  • Endorse the importance of increased capital investment that is more effective and value-driven at federal, provincial, and regional levels. Evidence suggests that quality and performance overall improves with better availability of capital. Certain capital expenditures may be better managed outside of government while others may benefit from increased control and rigorous evaluation. Further research, grounded in modeling and quantitative analysis, should carefully evaluate the merits of different approaches in different situations.
  • Identify and support the managerial capacity and cultural changes in the healthcare system necessary to manage new financing vehicles effectively and realize improvements in efficiency that can be provided by access to capital. This includes better training of managers and leaders in project finance and a cultural shift in the way managers vet capital investments. 
  • Require rigorous evaluation and public disclosure of all capital projects including “own funds” capital projects financed through philanthropy or other “in kind” contributions. Hospitals and other healthcare institutions in Canada generally face a requirement to provide to the Minister of Health data on their activities. 

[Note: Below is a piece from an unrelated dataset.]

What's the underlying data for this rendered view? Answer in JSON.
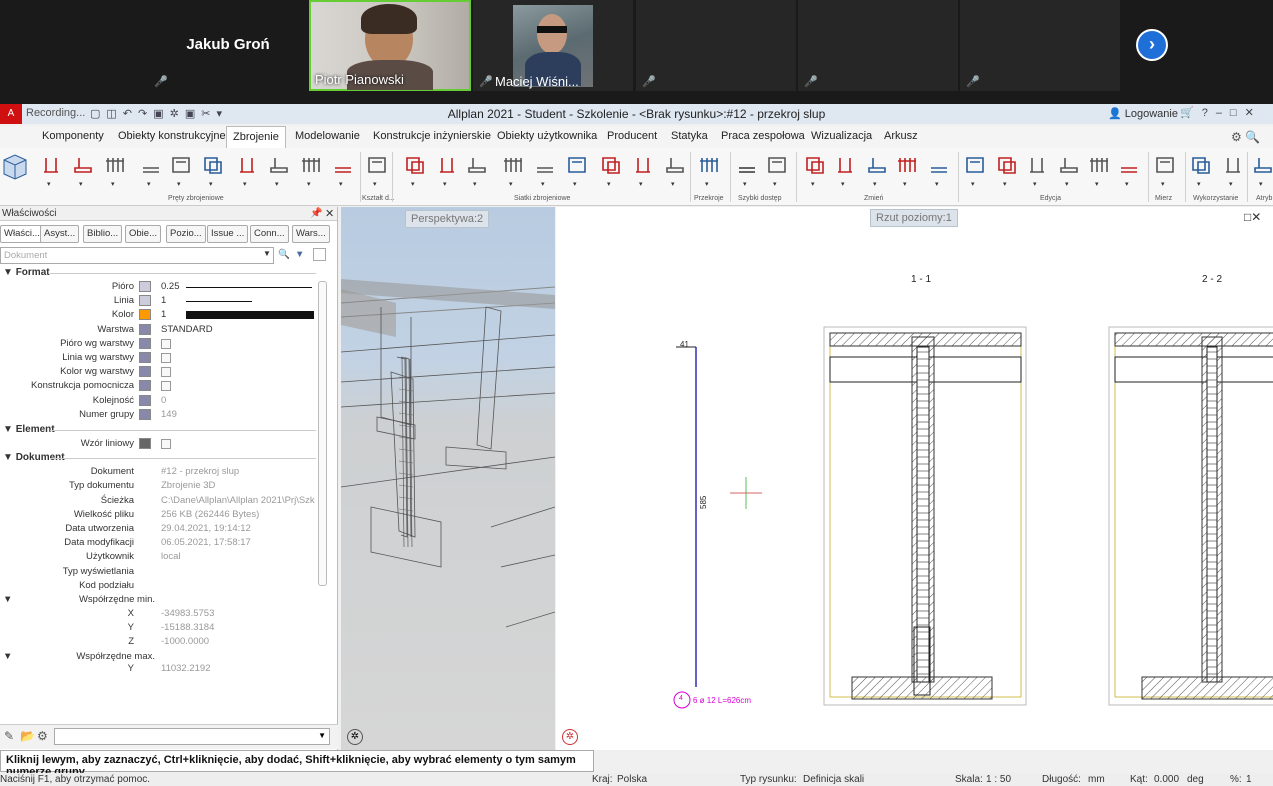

In the near term, policy-makers and other decision-makers should focus on ensuring that current capital investments are appropriate and match needs, are as efficient as possible, employ the best and latest innovations in capital finance structures and that the available pool of capital is expanded first through unlocking of capital already in the system before allocating new dollars.